Entries supplied: Begin

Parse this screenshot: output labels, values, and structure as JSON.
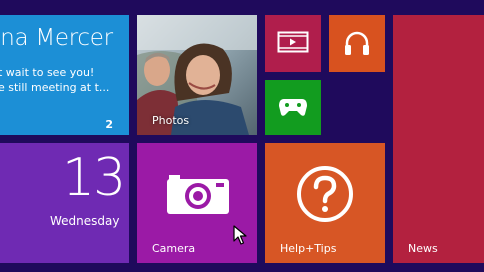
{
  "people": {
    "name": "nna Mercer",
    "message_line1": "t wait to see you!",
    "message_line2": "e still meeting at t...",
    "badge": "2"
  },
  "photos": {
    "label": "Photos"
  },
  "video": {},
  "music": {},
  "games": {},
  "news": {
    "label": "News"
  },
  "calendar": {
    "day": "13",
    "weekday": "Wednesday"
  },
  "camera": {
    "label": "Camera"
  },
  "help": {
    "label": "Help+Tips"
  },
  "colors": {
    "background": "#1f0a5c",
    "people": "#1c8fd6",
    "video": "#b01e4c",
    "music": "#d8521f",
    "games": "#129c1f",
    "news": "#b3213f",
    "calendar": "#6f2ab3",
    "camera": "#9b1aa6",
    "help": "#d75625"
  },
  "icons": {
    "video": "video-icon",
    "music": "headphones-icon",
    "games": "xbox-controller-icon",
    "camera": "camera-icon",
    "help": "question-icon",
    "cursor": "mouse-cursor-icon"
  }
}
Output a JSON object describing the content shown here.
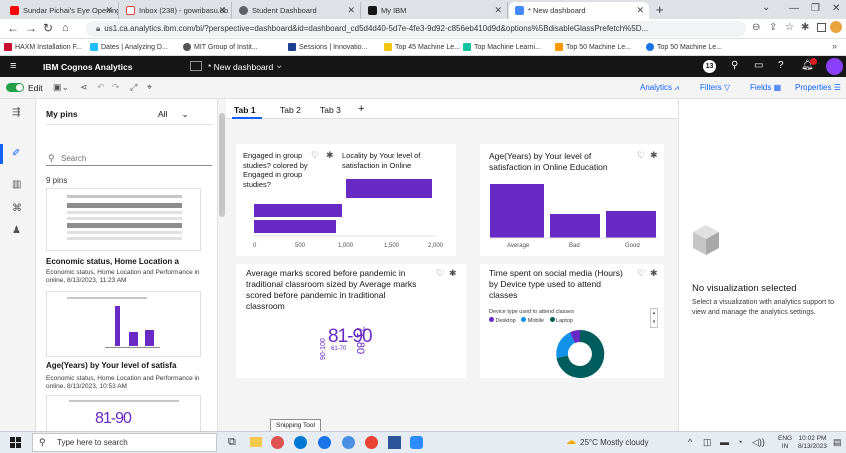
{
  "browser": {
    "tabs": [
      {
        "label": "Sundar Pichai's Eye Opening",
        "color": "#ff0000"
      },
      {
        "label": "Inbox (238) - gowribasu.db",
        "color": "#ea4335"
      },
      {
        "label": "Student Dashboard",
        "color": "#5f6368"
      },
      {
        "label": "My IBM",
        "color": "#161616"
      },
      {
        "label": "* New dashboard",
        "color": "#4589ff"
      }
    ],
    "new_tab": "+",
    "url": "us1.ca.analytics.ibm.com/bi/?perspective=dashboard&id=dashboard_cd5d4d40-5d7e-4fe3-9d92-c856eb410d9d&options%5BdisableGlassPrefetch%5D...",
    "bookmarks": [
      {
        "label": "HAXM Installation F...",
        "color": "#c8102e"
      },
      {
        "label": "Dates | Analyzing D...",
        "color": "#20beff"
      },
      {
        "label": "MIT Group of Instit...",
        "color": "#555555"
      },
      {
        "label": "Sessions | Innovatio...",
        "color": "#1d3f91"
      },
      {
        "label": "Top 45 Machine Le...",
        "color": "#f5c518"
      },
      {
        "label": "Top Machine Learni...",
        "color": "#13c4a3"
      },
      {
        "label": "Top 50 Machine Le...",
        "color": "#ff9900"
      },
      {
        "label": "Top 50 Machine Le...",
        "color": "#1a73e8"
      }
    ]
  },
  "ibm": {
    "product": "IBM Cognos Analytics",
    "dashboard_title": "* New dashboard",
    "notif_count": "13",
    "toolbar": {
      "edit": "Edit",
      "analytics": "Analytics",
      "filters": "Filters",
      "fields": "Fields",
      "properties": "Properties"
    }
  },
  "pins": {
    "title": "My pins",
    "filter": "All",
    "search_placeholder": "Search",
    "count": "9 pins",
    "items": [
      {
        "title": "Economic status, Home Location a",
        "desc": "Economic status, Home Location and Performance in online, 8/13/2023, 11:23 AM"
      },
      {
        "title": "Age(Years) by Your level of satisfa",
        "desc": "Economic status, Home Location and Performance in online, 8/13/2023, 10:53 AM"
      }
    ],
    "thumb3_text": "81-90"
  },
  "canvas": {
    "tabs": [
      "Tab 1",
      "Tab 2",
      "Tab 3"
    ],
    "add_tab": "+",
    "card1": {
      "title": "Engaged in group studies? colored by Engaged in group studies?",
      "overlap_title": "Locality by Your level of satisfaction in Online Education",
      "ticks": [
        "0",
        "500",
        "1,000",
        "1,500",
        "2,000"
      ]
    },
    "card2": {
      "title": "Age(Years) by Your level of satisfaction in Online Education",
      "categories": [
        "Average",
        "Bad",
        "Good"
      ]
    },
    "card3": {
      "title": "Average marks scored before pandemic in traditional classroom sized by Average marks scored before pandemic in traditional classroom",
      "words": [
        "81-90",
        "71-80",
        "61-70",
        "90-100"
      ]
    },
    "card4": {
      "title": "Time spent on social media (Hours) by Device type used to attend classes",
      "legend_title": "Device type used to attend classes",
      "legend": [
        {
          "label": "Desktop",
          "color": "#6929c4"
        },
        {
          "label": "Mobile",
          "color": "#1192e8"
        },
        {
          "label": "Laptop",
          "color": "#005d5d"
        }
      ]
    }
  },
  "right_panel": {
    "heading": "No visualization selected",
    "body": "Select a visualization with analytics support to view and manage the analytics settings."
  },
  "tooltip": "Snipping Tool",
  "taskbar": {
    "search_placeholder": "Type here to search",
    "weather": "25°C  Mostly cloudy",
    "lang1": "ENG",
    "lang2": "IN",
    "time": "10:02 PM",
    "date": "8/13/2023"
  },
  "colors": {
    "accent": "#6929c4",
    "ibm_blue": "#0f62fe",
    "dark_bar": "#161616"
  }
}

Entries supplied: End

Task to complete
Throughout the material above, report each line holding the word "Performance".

Your response
        "desc": "Economic status, Home Location and Performance in online, 8/13/2023, 11:23 AM"
        "desc": "Economic status, Home Location and Performance in online, 8/13/2023, 10:53 AM"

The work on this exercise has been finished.